== DATASET RECORDS ==
╔══

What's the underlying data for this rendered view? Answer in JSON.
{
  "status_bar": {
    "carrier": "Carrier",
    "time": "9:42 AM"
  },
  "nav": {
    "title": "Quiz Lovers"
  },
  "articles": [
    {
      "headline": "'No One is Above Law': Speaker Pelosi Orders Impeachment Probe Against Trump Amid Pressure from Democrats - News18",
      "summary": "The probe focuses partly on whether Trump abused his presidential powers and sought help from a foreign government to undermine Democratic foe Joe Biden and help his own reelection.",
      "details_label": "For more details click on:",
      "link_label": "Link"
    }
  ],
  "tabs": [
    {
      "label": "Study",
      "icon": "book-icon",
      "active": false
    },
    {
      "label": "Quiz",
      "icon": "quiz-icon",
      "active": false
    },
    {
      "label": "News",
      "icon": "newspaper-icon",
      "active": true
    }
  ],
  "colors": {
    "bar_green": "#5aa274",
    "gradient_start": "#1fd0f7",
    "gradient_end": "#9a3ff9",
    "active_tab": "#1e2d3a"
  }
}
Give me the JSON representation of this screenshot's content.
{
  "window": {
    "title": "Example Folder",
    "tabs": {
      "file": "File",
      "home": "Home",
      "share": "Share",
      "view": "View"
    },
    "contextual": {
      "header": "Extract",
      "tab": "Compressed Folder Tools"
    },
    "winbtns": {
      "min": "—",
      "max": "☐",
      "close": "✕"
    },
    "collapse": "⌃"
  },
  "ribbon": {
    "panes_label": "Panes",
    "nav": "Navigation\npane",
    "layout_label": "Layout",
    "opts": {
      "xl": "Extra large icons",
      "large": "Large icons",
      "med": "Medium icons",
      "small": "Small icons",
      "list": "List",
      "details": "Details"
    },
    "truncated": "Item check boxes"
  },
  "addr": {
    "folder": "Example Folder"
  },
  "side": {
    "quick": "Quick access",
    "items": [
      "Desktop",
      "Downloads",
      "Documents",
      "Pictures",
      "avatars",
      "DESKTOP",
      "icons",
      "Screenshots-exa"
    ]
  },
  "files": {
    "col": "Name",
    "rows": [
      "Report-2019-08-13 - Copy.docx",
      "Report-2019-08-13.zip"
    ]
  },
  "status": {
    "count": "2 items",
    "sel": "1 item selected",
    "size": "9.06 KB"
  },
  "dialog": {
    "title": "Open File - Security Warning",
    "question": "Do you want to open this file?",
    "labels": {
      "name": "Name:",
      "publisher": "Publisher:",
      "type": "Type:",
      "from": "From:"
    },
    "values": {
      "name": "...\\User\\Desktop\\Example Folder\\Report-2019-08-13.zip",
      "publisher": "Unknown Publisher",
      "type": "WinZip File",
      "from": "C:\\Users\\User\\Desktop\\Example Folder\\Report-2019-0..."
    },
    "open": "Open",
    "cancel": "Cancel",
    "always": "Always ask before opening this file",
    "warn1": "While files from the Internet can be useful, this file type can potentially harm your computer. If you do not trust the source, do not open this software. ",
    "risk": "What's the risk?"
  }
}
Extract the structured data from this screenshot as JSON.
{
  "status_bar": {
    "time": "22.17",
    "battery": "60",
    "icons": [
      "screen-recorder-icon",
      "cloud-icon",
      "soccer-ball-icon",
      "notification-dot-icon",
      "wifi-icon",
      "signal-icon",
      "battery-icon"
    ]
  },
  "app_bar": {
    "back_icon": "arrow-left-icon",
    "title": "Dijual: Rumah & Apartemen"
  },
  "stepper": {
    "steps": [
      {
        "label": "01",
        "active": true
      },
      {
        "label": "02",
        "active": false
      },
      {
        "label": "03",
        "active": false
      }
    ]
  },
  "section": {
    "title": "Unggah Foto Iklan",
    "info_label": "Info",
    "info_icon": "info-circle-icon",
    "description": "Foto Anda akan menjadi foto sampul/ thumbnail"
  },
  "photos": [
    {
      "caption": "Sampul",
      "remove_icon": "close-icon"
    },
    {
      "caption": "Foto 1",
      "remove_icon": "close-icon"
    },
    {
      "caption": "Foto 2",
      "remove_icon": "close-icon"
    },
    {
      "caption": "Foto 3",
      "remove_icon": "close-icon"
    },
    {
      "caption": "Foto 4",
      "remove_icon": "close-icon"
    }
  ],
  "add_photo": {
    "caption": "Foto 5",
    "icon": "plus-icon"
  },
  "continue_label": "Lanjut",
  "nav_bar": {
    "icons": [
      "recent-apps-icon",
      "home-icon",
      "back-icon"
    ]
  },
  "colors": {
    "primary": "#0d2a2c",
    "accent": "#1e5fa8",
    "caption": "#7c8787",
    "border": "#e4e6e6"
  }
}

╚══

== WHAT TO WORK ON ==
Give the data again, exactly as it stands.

== RESULT OF THIS EXERCISE ==
What's the underlying data for this rendered view? Answer in JSON.
{
  "status_bar": {
    "carrier": "Carrier",
    "time": "9:42 AM"
  },
  "nav": {
    "title": "Quiz Lovers"
  },
  "articles": [
    {
      "headline": "'No One is Above Law': Speaker Pelosi Orders Impeachment Probe Against Trump Amid Pressure from Democrats - News18",
      "summary": "The probe focuses partly on whether Trump abused his presidential powers and sought help from a foreign government to undermine Democratic foe Joe Biden and help his own reelection.",
      "details_label": "For more details click on:",
      "link_label": "Link"
    }
  ],
  "tabs": [
    {
      "label": "Study",
      "icon": "book-icon",
      "active": false
    },
    {
      "label": "Quiz",
      "icon": "quiz-icon",
      "active": false
    },
    {
      "label": "News",
      "icon": "newspaper-icon",
      "active": true
    }
  ],
  "colors": {
    "bar_green": "#5aa274",
    "gradient_start": "#1fd0f7",
    "gradient_end": "#9a3ff9",
    "active_tab": "#1e2d3a"
  }
}
Give me the JSON representation of this screenshot's content.
{
  "window": {
    "title": "Example Folder",
    "tabs": {
      "file": "File",
      "home": "Home",
      "share": "Share",
      "view": "View"
    },
    "contextual": {
      "header": "Extract",
      "tab": "Compressed Folder Tools"
    },
    "winbtns": {
      "min": "—",
      "max": "☐",
      "close": "✕"
    },
    "collapse": "⌃"
  },
  "ribbon": {
    "panes_label": "Panes",
    "nav": "Navigation\npane",
    "layout_label": "Layout",
    "opts": {
      "xl": "Extra large icons",
      "large": "Large icons",
      "med": "Medium icons",
      "small": "Small icons",
      "list": "List",
      "details": "Details"
    },
    "truncated": "Item check boxes"
  },
  "addr": {
    "folder": "Example Folder"
  },
  "side": {
    "quick": "Quick access",
    "items": [
      "Desktop",
      "Downloads",
      "Documents",
      "Pictures",
      "avatars",
      "DESKTOP",
      "icons",
      "Screenshots-exa"
    ]
  },
  "files": {
    "col": "Name",
    "rows": [
      "Report-2019-08-13 - Copy.docx",
      "Report-2019-08-13.zip"
    ]
  },
  "status": {
    "count": "2 items",
    "sel": "1 item selected",
    "size": "9.06 KB"
  },
  "dialog": {
    "title": "Open File - Security Warning",
    "question": "Do you want to open this file?",
    "labels": {
      "name": "Name:",
      "publisher": "Publisher:",
      "type": "Type:",
      "from": "From:"
    },
    "values": {
      "name": "...\\User\\Desktop\\Example Folder\\Report-2019-08-13.zip",
      "publisher": "Unknown Publisher",
      "type": "WinZip File",
      "from": "C:\\Users\\User\\Desktop\\Example Folder\\Report-2019-0..."
    },
    "open": "Open",
    "cancel": "Cancel",
    "always": "Always ask before opening this file",
    "warn1": "While files from the Internet can be useful, this file type can potentially harm your computer. If you do not trust the source, do not open this software. ",
    "risk": "What's the risk?"
  }
}
Extract the structured data from this screenshot as JSON.
{
  "status_bar": {
    "time": "22.17",
    "battery": "60",
    "icons": [
      "screen-recorder-icon",
      "cloud-icon",
      "soccer-ball-icon",
      "notification-dot-icon",
      "wifi-icon",
      "signal-icon",
      "battery-icon"
    ]
  },
  "app_bar": {
    "back_icon": "arrow-left-icon",
    "title": "Dijual: Rumah & Apartemen"
  },
  "stepper": {
    "steps": [
      {
        "label": "01",
        "active": true
      },
      {
        "label": "02",
        "active": false
      },
      {
        "label": "03",
        "active": false
      }
    ]
  },
  "section": {
    "title": "Unggah Foto Iklan",
    "info_label": "Info",
    "info_icon": "info-circle-icon",
    "description": "Foto Anda akan menjadi foto sampul/ thumbnail"
  },
  "photos": [
    {
      "caption": "Sampul",
      "remove_icon": "close-icon"
    },
    {
      "caption": "Foto 1",
      "remove_icon": "close-icon"
    },
    {
      "caption": "Foto 2",
      "remove_icon": "close-icon"
    },
    {
      "caption": "Foto 3",
      "remove_icon": "close-icon"
    },
    {
      "caption": "Foto 4",
      "remove_icon": "close-icon"
    }
  ],
  "add_photo": {
    "caption": "Foto 5",
    "icon": "plus-icon"
  },
  "continue_label": "Lanjut",
  "nav_bar": {
    "icons": [
      "recent-apps-icon",
      "home-icon",
      "back-icon"
    ]
  },
  "colors": {
    "primary": "#0d2a2c",
    "accent": "#1e5fa8",
    "caption": "#7c8787",
    "border": "#e4e6e6"
  }
}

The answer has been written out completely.